**Previously recorded by Phyllis Schlafly // December 2012 **
We’ve heard a lot from the media about how industry can’t find enough workers with specialized skills. But I was shocked to read a recent article about a conversation at a gathering of executives from major American manufacturing companies. The talk turned to how hard it is to find qualified applicants for jobs. Somebody asked, “What exactly are the skills you can’t find?” I was expecting someone to say, writing computer code, operating graphics software, or other computer procedures. Not at all.
One of the executives responded to the question by saying, “To be perfectly honest … we have a hard time finding people who can pass the drug test.” Another employer said that job applicants are often so underqualified that it’s difficult to find anyone who can properly answer the telephone.
Other employers in the group mentioned a lack of a basic command of the English language. One executive compared the skills gap between older workers nearing retirement and younger workers just coming into the labor pool. He said, simple grammar and spelling are the top “basic skills among older workers that are not present in younger job applicants.”
One survey that was published by the Federal Reserve Bank of New York reported that the top “applied” skill that younger job applicants lack is just simply what is called the “work ethic.” That means workers who reliably arrive for work on time, ready to do a day’s work. These are referred to as “soft skills” and they used to be taken for granted among job applicants, but now they seem to be rare.

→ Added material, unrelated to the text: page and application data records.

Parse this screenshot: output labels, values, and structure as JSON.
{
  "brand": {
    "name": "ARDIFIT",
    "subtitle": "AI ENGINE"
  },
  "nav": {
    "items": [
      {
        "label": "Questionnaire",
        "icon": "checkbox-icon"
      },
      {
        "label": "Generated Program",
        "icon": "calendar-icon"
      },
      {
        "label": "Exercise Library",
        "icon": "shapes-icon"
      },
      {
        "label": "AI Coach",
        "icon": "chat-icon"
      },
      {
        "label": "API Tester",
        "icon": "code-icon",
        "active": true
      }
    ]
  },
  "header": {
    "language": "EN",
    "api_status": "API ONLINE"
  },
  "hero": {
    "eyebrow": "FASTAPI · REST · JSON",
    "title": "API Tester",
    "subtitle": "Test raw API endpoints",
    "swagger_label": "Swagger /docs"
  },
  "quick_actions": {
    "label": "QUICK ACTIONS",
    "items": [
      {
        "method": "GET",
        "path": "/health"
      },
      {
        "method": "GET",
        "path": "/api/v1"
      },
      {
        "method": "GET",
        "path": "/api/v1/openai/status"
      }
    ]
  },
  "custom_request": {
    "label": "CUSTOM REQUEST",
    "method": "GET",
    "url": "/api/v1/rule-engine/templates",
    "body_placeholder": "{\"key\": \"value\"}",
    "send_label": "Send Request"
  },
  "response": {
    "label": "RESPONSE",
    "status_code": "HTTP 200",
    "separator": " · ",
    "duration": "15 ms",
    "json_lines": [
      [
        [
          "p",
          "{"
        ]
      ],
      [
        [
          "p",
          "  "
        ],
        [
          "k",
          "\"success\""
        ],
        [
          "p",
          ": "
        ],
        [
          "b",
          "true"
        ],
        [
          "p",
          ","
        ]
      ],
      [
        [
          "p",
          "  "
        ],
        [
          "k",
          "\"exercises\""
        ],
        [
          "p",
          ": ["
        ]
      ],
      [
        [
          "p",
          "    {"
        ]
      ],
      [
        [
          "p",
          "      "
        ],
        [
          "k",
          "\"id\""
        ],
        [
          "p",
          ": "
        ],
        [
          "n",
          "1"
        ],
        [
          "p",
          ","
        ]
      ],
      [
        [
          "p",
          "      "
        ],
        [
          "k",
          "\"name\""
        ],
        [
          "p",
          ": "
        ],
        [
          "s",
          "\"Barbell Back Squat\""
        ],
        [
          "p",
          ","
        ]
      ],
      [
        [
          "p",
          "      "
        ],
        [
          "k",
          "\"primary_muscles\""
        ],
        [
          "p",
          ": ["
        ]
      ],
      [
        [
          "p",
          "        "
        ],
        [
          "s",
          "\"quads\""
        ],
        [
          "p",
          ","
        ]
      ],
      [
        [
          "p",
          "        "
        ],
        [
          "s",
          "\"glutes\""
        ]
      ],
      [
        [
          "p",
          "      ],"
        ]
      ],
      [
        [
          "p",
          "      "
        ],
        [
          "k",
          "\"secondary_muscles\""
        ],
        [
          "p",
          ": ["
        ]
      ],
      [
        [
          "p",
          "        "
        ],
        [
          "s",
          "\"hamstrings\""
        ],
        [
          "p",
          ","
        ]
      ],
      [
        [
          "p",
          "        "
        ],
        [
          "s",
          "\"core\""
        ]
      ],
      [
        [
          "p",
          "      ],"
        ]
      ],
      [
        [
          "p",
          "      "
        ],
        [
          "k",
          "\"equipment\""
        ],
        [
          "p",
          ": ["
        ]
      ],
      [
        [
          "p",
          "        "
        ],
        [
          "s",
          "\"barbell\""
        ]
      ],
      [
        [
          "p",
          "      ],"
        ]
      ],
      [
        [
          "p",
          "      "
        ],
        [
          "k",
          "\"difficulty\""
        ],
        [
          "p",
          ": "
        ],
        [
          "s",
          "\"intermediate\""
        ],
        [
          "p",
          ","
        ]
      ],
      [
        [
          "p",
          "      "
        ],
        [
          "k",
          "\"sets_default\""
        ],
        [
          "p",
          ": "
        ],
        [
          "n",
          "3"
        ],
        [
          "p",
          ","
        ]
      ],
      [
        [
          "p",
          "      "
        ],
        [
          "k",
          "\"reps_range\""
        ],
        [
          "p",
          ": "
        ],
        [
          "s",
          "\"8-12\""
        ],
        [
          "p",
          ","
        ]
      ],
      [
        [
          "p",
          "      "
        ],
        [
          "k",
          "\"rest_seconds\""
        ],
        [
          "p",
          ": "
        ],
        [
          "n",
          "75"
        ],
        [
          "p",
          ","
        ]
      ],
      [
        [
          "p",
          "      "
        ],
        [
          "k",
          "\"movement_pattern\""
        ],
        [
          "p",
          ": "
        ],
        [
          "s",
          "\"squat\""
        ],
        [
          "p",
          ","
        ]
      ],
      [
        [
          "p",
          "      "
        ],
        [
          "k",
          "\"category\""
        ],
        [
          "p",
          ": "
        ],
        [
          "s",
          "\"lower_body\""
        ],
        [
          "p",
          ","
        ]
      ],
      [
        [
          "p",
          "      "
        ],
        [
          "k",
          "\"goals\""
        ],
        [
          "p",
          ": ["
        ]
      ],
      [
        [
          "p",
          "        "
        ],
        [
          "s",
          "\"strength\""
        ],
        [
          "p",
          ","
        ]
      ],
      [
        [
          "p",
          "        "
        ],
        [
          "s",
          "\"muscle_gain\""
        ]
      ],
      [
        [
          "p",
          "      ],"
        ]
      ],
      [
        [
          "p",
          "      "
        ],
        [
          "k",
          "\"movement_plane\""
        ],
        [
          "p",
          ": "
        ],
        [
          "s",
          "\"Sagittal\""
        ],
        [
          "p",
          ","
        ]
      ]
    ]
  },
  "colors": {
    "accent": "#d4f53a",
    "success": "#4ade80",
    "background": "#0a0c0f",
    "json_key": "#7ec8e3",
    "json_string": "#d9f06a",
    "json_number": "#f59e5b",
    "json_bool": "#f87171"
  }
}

Maybe these deficiencies are the result of a defective school system, maybe to the breakdown of the family union, maybe to too much TV and video games. Nobody has effectively answered these questions. But we should face up to the nature of the problem facing many of our young people who can’t find jobs today.